Exercise goal:
In your copy of the data, include no pictures and alter nothing else.

* * * *

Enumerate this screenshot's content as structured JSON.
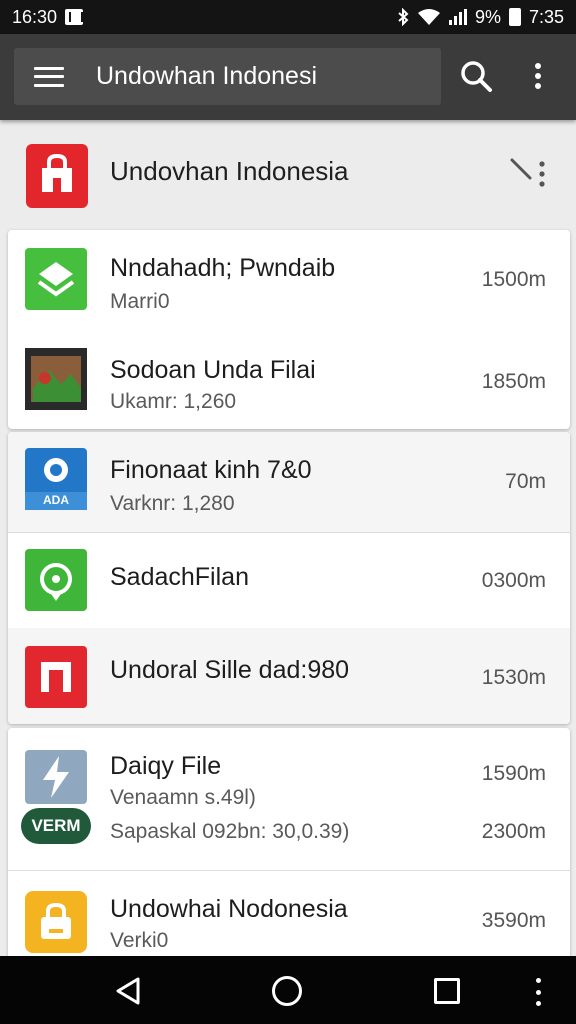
{
  "status_bar": {
    "time": "16:30",
    "battery": "9%",
    "clock_right": "7:35",
    "icons": [
      "notification-icon",
      "bluetooth-icon",
      "wifi-icon",
      "signal-icon",
      "battery-icon"
    ]
  },
  "app_bar": {
    "search_title": "Undowhan Indonesi",
    "icons": [
      "menu-icon",
      "search-icon",
      "more-vert-icon"
    ]
  },
  "header": {
    "title": "Undovhan Indonesia",
    "icon": "shopping-bag-icon",
    "icon_color": "#e3262c",
    "action_icon": "edit-more-icon"
  },
  "items": [
    {
      "title": "Nndahadh; Pwndaib",
      "sub": "Marri0",
      "size": "1500m",
      "icon": "layers-icon",
      "icon_color": "#46bf3f"
    },
    {
      "title": "Sodoan Unda Filai",
      "sub": "Ukamr: 1,260",
      "size": "1850m",
      "icon": "photo-thumbnail-icon"
    },
    {
      "title": "Finonaat kinh    7&0",
      "sub": "Varknr: 1,280",
      "size": "70m",
      "icon": "cloud-ada-icon",
      "icon_label": "ADA",
      "icon_color": "#2277c9"
    },
    {
      "title": "SadachFilan",
      "sub": "",
      "size": "0300m",
      "icon": "location-pin-icon",
      "icon_color": "#3fb63a"
    },
    {
      "title": "Undoral Sille dad:980",
      "sub": "",
      "size": "1530m",
      "icon": "red-frame-icon",
      "icon_color": "#e2282e"
    },
    {
      "title": "Daiqy File",
      "sub": "Venaamn s.49l)",
      "sub2": "Sapaskal 092bn: 30,0.39)",
      "size": "1590m",
      "size2": "2300m",
      "icon": "lightning-icon",
      "badge": "VERM",
      "icon_color": "#8fa8bf",
      "badge_color": "#215a3b"
    },
    {
      "title": "Undowhai Nodonesia",
      "sub": "Verki0",
      "size": "3590m",
      "icon": "bag-icon",
      "icon_color": "#f4b320"
    }
  ],
  "nav_bar": {
    "icons": [
      "back-icon",
      "home-icon",
      "recents-icon",
      "more-icon"
    ]
  }
}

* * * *

Result for this exercise:
Enumerate this screenshot's content as structured JSON.
{
  "status_bar": {
    "time": "16:30",
    "battery": "9%",
    "clock_right": "7:35",
    "icons": [
      "notification-icon",
      "bluetooth-icon",
      "wifi-icon",
      "signal-icon",
      "battery-icon"
    ]
  },
  "app_bar": {
    "search_title": "Undowhan Indonesi",
    "icons": [
      "menu-icon",
      "search-icon",
      "more-vert-icon"
    ]
  },
  "header": {
    "title": "Undovhan Indonesia",
    "icon": "shopping-bag-icon",
    "icon_color": "#e3262c",
    "action_icon": "edit-more-icon"
  },
  "items": [
    {
      "title": "Nndahadh; Pwndaib",
      "sub": "Marri0",
      "size": "1500m",
      "icon": "layers-icon",
      "icon_color": "#46bf3f"
    },
    {
      "title": "Sodoan Unda Filai",
      "sub": "Ukamr: 1,260",
      "size": "1850m",
      "icon": "photo-thumbnail-icon"
    },
    {
      "title": "Finonaat kinh    7&0",
      "sub": "Varknr: 1,280",
      "size": "70m",
      "icon": "cloud-ada-icon",
      "icon_label": "ADA",
      "icon_color": "#2277c9"
    },
    {
      "title": "SadachFilan",
      "sub": "",
      "size": "0300m",
      "icon": "location-pin-icon",
      "icon_color": "#3fb63a"
    },
    {
      "title": "Undoral Sille dad:980",
      "sub": "",
      "size": "1530m",
      "icon": "red-frame-icon",
      "icon_color": "#e2282e"
    },
    {
      "title": "Daiqy File",
      "sub": "Venaamn s.49l)",
      "sub2": "Sapaskal 092bn: 30,0.39)",
      "size": "1590m",
      "size2": "2300m",
      "icon": "lightning-icon",
      "badge": "VERM",
      "icon_color": "#8fa8bf",
      "badge_color": "#215a3b"
    },
    {
      "title": "Undowhai Nodonesia",
      "sub": "Verki0",
      "size": "3590m",
      "icon": "bag-icon",
      "icon_color": "#f4b320"
    }
  ],
  "nav_bar": {
    "icons": [
      "back-icon",
      "home-icon",
      "recents-icon",
      "more-icon"
    ]
  }
}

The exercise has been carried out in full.